John Thomas Smith’s Cries of London

For centuries, the most popular prints produced in the capital were The Cries of London. From the Elizabethan era until the last century, these lively images of street-traders were treasured by Londoners, and exist now as almost the only visual record of the outcast poor in the metropolis.

Historically, those who had no job or shop or market stall could always make a living in London by selling wares in the street and turning their presence into a performance through song, winning the hearts of generations and incarnating the spirit of the city.

Two hundred years ago, John Thomas Smith was the first to draw individual portraits of street-traders in London and many of his subjects were East Enders. He preferred to do his drawings on the street but his work was not without hazard, as he discovered when he was chased through Whitechapel Market by an angry mob who mistook him for a police spy.

‘Buy a Mat’

‘Pickled Cucumbers’

Joseph Johnson’s wounds rendered him incapable of further duty on the ocean, so he was obliged to gain a living by placing a model of his ship ‘Nelson’ on his cap and walking up and down Fleet St singing for alms.

James Sharpe, the Flying Pie Man, sold his pies with his hair powdered, his dress neat and apron spotless. He was remarkable for never standing still for a moment and crying ‘All Hot, Red Hot!’

John Thomas Smith described Israel Potter as “one of the oldest chair menders now living”.

George Smith was a brush maker who gave up his work due to rheumatism and took to selling groundsel and chickweed which he could obtain for free. Such was the popularity of singing birds, he had no need to cry his wares only to stand where the birds could see it.
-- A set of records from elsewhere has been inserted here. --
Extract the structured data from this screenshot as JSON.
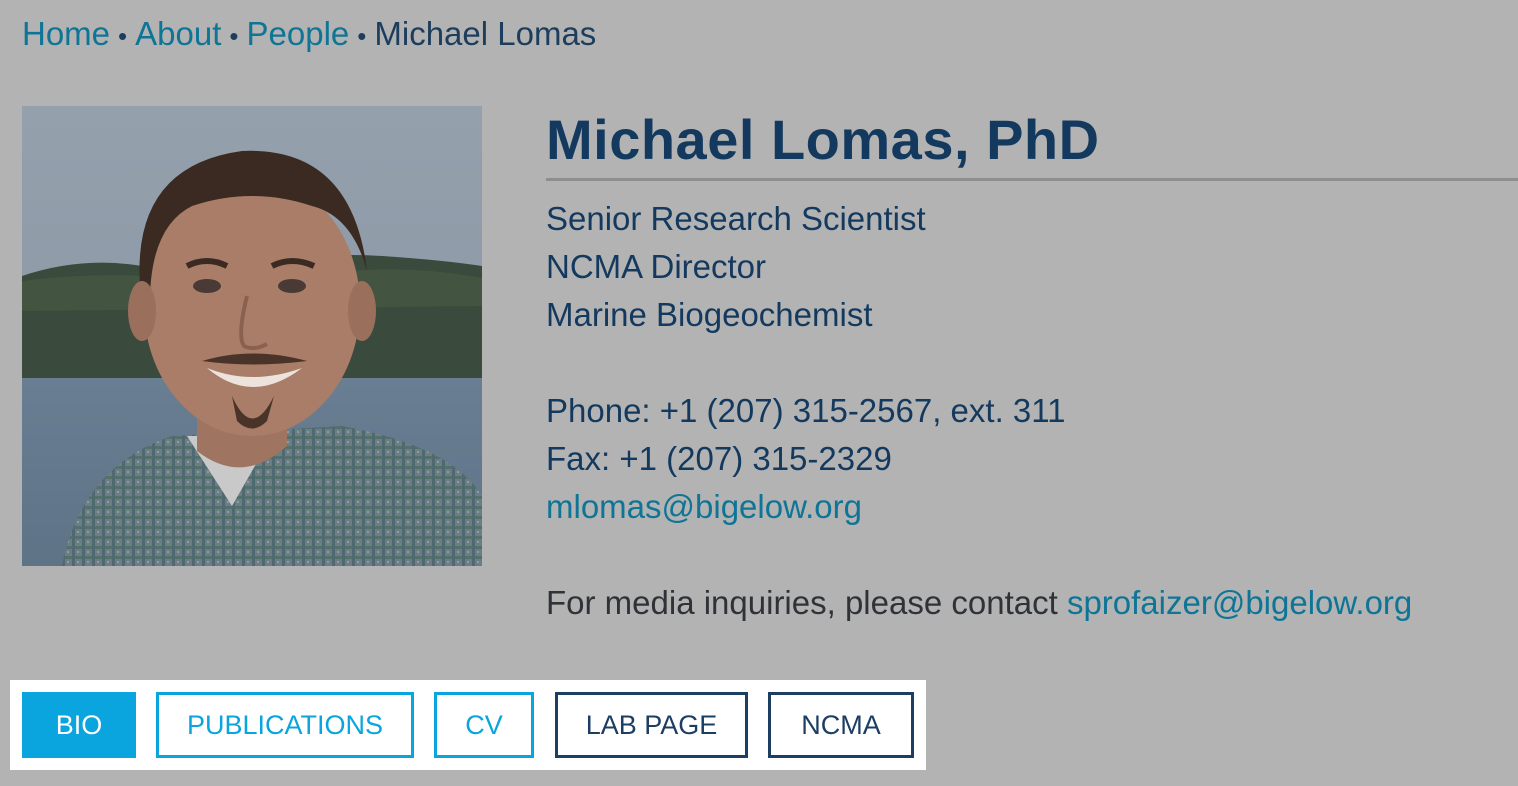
{
  "breadcrumb": {
    "items": [
      "Home",
      "About",
      "People"
    ],
    "separator": "•",
    "current": "Michael Lomas"
  },
  "profile": {
    "name": "Michael Lomas, PhD",
    "titles": [
      "Senior Research Scientist",
      "NCMA Director",
      "Marine Biogeochemist"
    ],
    "phone": "Phone: +1 (207) 315-2567, ext. 311",
    "fax": "Fax: +1 (207) 315-2329",
    "email": "mlomas@bigelow.org",
    "media_text": "For media inquiries, please contact ",
    "media_email": "sprofaizer@bigelow.org"
  },
  "tabs": [
    {
      "label": "BIO",
      "active": true
    },
    {
      "label": "PUBLICATIONS"
    },
    {
      "label": "CV"
    },
    {
      "label": "LAB PAGE"
    },
    {
      "label": "NCMA"
    }
  ],
  "colors": {
    "background": "#b3b3b3",
    "link": "#0f7596",
    "heading": "#14395e",
    "tab_active": "#0aa5de",
    "tab_dark_border": "#1d3e63"
  }
}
This Jewish Mendicant lost the use of his legs and was placed in a wooden cart so that he might be drawn about the neighbourhood of Petticoat Lane. His venerable appearance rendered it impossible for a Christian or a Jew to pass without giving alms.
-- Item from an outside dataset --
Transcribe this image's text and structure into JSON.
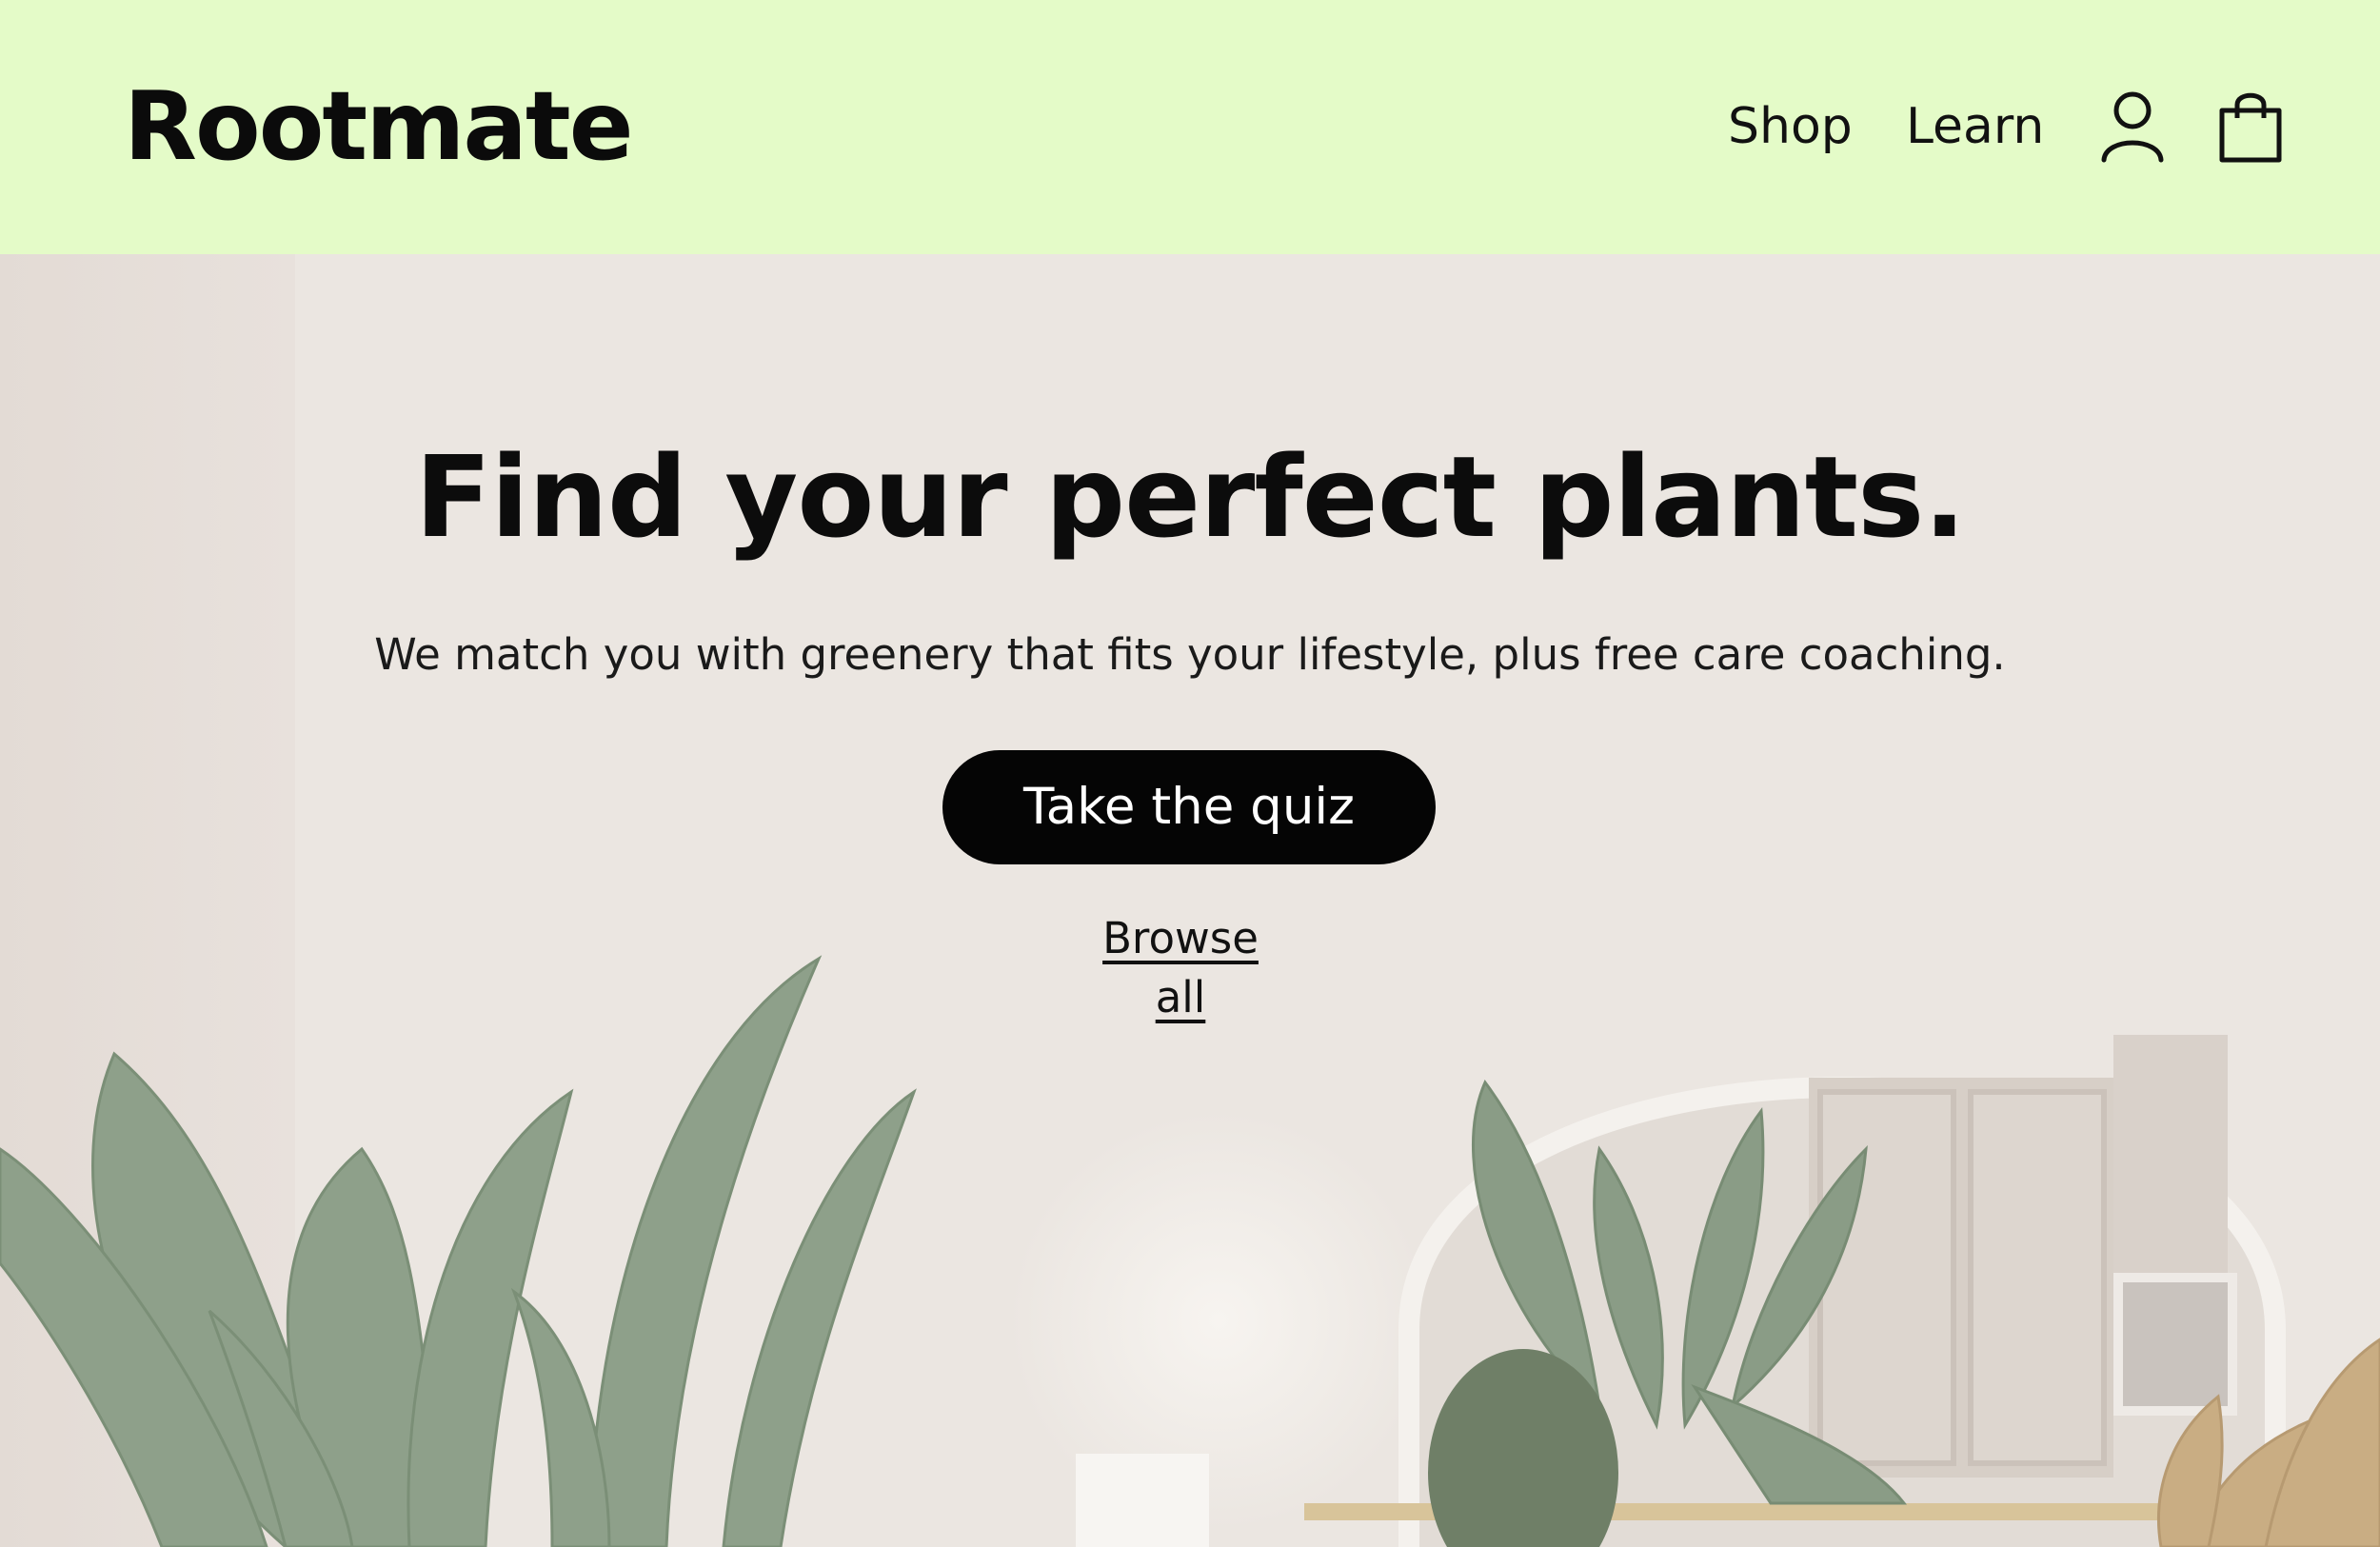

William Conway of Crab Tree Row, Bethnal Green, walked twenty-five miles every day, calling, “Hard metal spoons to sell or change.”He had eleven walks around London which he took in turn, wore out a pair of boots every six weeks and claimed that he never knew a day’s illness.
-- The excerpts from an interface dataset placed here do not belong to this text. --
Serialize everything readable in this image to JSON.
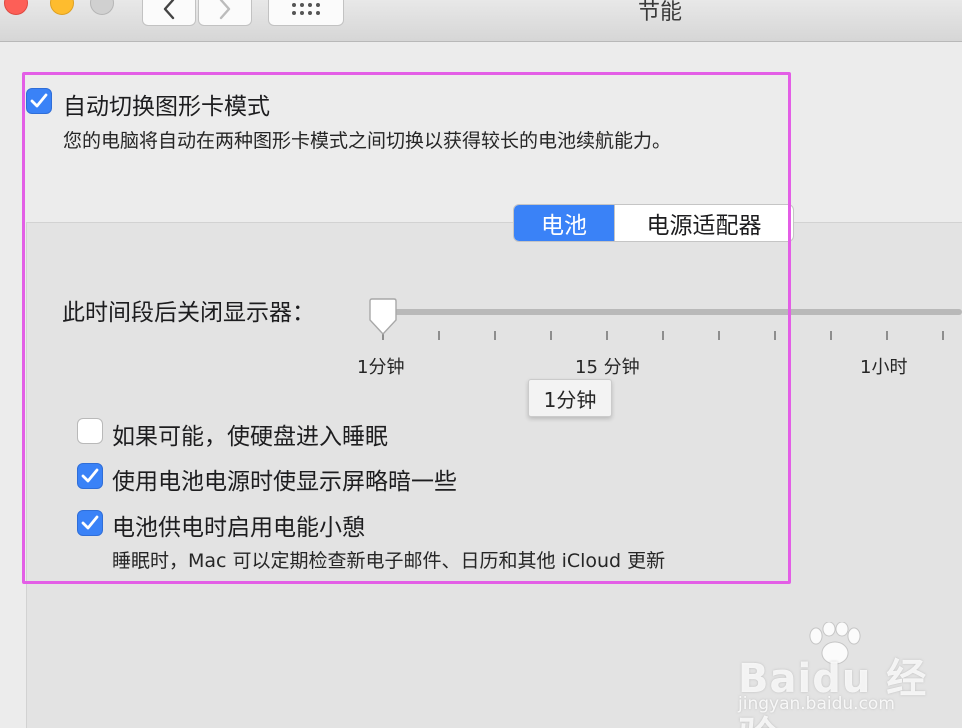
{
  "window": {
    "title": "节能",
    "back_icon": "chevron-left-icon",
    "forward_icon": "chevron-right-icon",
    "grid_icon": "grid-icon"
  },
  "graphics_switching": {
    "checked": true,
    "label": "自动切换图形卡模式",
    "description": "您的电脑将自动在两种图形卡模式之间切换以获得较长的电池续航能力。"
  },
  "tabs": {
    "items": [
      {
        "label": "电池",
        "active": true
      },
      {
        "label": "电源适配器",
        "active": false
      }
    ]
  },
  "display_sleep": {
    "label": "此时间段后关闭显示器：",
    "value": "1分钟",
    "tick_labels": [
      "1分钟",
      "15 分钟",
      "1小时"
    ],
    "tooltip": "1分钟"
  },
  "options": [
    {
      "checked": false,
      "label": "如果可能，使硬盘进入睡眠"
    },
    {
      "checked": true,
      "label": "使用电池电源时使显示屏略暗一些"
    },
    {
      "checked": true,
      "label": "电池供电时启用电能小憩",
      "note": "睡眠时，Mac 可以定期检查新电子邮件、日历和其他 iCloud 更新"
    }
  ],
  "watermark": {
    "brand": "Baidu 经验",
    "url": "jingyan.baidu.com"
  },
  "colors": {
    "accent": "#3a82f7",
    "highlight": "#e35ee6"
  }
}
The Gentle Author’s Cries of London is published by Spitalfields Life Books at £20 and is available from

The Gentle Author writes daily about the culture of East London at You can also follow @thegentleauthor on twitter.

Images courtesy of The Gentle Author